— Task details —
Search the data for the word "chevron" and copy every line where it occurs.

— Data in this exercise —
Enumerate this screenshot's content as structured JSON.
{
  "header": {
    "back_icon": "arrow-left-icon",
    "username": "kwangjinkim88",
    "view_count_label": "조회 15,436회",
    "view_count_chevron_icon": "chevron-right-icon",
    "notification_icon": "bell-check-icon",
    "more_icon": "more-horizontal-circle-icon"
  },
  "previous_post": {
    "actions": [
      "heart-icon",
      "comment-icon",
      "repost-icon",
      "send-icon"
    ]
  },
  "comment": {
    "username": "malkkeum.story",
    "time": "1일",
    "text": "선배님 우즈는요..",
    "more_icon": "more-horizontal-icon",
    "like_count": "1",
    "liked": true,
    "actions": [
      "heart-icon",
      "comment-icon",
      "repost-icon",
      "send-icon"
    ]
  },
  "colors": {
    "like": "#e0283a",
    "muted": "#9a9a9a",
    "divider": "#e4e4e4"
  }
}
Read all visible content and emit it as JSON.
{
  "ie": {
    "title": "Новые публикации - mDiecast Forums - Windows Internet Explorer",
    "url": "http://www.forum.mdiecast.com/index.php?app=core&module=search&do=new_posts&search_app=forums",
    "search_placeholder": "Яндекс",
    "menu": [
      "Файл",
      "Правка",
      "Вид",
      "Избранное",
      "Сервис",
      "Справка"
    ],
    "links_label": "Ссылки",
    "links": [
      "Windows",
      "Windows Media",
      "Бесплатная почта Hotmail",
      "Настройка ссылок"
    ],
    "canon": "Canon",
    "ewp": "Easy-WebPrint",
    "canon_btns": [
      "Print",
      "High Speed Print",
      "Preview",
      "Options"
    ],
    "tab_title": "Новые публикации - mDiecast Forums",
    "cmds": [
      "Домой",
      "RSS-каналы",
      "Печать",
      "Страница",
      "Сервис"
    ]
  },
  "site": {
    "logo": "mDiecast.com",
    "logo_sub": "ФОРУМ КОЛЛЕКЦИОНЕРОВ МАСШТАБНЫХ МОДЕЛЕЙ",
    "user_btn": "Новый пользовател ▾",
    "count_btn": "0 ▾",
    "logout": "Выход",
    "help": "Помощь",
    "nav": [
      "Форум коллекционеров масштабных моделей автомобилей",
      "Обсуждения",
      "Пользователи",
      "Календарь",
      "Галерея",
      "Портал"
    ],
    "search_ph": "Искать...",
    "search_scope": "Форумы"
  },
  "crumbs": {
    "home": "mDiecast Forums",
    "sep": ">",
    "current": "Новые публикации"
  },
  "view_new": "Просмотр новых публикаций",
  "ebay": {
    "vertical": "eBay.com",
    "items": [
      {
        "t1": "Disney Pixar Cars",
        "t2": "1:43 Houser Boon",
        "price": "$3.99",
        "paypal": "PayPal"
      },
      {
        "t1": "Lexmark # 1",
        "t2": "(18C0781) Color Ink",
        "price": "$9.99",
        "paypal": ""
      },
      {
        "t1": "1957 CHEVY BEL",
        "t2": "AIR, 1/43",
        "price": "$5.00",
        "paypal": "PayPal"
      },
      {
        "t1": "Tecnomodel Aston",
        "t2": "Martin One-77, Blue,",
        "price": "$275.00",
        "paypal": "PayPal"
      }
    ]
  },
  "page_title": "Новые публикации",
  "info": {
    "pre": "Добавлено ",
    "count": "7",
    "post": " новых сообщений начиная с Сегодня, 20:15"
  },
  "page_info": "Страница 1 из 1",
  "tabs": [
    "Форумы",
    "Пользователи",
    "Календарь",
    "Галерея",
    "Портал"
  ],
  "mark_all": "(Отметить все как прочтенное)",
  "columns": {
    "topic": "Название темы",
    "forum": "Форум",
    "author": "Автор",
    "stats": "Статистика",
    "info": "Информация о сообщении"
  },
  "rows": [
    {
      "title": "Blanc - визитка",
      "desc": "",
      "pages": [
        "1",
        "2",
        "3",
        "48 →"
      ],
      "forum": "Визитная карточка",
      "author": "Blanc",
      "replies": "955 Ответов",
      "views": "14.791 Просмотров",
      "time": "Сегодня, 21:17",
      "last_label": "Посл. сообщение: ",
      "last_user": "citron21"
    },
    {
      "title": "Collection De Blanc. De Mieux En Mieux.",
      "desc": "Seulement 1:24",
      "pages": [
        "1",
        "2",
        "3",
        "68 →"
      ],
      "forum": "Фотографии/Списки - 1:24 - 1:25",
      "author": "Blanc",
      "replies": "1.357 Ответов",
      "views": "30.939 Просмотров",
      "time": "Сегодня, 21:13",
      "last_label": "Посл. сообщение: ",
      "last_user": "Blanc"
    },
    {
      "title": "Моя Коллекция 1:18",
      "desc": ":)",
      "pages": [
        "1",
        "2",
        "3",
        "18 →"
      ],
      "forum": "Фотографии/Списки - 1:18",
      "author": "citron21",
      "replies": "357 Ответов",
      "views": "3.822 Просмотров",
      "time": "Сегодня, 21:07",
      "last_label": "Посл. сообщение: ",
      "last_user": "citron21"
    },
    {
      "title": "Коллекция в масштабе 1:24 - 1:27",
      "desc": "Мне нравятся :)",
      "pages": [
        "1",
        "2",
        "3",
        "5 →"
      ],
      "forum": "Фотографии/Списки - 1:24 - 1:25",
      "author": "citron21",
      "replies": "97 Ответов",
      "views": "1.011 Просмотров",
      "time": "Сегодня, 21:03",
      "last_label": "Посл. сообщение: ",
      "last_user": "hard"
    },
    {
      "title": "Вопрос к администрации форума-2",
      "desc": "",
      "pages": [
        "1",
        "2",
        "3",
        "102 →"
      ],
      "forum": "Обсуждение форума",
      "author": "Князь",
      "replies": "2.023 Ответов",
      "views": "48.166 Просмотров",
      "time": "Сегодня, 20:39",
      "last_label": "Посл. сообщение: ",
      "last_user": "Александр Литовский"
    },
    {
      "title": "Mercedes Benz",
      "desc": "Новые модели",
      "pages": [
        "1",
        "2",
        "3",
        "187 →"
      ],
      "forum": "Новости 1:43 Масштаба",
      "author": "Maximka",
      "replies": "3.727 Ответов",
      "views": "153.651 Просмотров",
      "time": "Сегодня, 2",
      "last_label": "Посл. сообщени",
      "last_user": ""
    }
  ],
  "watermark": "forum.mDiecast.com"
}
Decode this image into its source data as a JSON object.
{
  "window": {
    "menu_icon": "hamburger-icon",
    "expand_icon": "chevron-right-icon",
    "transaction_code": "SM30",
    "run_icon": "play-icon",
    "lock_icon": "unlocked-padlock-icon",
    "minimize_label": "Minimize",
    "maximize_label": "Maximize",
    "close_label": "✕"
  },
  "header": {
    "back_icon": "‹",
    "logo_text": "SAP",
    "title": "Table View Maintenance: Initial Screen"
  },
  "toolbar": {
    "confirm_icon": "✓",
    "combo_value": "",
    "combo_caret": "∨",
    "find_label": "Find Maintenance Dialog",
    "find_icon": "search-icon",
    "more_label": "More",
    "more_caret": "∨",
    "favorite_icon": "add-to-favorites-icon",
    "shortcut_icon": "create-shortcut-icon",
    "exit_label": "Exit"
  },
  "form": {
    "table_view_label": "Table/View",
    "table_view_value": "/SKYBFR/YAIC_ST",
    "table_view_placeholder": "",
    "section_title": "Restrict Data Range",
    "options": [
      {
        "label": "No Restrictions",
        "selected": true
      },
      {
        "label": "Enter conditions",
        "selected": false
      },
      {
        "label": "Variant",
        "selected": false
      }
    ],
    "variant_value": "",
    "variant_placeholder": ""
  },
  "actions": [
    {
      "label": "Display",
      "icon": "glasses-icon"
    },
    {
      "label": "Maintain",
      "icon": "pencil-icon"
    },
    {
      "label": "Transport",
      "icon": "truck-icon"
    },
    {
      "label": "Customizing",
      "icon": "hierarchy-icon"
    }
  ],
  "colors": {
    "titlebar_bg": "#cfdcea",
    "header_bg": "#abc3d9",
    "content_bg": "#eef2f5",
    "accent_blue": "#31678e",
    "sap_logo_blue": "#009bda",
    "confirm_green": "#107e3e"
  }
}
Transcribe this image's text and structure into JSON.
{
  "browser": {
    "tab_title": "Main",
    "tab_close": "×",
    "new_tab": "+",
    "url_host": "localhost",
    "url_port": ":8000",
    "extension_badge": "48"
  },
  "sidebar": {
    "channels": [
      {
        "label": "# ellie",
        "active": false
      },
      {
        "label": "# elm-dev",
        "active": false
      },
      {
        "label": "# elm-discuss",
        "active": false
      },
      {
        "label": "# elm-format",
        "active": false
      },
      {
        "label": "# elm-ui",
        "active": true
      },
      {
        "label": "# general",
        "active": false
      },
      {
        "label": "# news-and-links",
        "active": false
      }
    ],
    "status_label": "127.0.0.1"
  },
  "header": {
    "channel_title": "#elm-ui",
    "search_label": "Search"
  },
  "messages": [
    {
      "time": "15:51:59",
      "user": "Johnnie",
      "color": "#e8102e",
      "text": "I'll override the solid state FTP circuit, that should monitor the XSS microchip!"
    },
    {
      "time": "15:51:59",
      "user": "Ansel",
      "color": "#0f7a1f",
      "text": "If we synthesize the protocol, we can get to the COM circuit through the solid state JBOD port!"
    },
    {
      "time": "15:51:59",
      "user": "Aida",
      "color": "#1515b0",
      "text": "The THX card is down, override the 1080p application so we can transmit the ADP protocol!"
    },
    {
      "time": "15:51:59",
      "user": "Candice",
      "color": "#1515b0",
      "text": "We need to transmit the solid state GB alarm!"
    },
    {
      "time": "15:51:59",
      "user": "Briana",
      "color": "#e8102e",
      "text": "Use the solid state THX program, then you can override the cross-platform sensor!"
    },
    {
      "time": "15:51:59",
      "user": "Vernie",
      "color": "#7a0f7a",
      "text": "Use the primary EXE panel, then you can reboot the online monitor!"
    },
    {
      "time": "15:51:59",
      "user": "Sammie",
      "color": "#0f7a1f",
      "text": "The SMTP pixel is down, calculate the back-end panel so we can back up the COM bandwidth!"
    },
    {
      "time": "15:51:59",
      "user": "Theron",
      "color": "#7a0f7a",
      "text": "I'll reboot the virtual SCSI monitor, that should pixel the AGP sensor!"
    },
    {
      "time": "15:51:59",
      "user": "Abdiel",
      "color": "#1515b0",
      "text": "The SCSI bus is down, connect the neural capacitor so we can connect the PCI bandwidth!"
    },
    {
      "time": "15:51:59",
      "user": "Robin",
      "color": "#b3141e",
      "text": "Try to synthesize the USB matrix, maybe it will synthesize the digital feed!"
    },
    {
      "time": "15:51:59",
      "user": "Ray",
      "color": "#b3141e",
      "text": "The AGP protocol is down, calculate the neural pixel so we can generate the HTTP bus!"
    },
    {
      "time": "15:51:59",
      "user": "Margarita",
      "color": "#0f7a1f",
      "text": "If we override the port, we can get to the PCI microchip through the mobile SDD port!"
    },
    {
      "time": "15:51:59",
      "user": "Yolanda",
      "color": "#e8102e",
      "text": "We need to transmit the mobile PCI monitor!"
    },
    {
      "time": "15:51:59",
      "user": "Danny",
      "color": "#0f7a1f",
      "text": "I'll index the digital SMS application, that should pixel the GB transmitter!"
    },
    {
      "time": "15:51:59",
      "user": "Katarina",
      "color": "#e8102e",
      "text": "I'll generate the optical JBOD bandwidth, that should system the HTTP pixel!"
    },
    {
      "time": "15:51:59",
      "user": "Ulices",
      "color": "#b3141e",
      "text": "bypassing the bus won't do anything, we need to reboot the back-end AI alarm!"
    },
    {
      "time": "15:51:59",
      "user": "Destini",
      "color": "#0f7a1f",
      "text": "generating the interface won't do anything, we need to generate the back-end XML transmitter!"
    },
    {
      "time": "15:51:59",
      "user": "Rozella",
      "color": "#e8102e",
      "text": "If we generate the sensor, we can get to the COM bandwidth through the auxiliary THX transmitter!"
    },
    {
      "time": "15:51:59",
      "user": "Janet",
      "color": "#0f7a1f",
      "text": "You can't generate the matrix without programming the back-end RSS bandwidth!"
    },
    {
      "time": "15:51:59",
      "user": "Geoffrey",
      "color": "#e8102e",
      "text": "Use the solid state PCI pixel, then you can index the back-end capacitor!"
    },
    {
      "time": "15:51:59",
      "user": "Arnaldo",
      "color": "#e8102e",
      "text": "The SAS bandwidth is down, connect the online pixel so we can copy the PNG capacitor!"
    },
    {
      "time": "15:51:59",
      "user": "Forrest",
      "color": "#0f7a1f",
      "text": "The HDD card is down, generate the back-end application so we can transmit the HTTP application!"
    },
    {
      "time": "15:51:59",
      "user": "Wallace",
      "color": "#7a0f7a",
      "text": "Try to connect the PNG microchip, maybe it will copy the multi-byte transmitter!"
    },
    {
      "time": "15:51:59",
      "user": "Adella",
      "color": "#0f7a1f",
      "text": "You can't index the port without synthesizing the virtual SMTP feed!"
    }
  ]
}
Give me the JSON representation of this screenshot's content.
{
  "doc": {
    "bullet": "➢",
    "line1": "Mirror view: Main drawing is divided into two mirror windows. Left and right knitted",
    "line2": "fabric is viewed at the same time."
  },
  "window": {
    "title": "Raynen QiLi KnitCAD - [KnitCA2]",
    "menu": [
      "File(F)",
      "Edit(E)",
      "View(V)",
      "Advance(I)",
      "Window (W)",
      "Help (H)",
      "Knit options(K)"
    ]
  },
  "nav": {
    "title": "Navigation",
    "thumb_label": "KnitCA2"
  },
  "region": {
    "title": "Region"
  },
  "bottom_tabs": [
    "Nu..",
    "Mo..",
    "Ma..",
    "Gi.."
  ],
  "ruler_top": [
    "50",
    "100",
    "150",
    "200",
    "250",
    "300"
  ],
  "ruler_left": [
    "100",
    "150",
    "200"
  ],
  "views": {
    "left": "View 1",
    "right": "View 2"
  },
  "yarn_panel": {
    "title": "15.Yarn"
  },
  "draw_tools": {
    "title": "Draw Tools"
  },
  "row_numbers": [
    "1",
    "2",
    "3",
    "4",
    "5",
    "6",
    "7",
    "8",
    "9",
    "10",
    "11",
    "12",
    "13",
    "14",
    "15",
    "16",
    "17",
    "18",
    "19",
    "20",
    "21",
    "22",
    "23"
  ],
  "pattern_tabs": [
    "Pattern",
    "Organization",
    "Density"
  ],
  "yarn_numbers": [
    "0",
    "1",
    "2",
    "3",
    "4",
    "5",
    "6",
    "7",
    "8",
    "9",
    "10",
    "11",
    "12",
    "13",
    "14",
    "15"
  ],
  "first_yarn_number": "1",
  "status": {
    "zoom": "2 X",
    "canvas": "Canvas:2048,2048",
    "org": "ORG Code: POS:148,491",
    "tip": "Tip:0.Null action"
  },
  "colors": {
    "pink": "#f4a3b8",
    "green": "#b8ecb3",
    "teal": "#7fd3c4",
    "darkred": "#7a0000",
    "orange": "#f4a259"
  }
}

— Result of the exercise —
    "view_count_chevron_icon": "chevron-right-icon",
    "expand_icon": "chevron-right-icon",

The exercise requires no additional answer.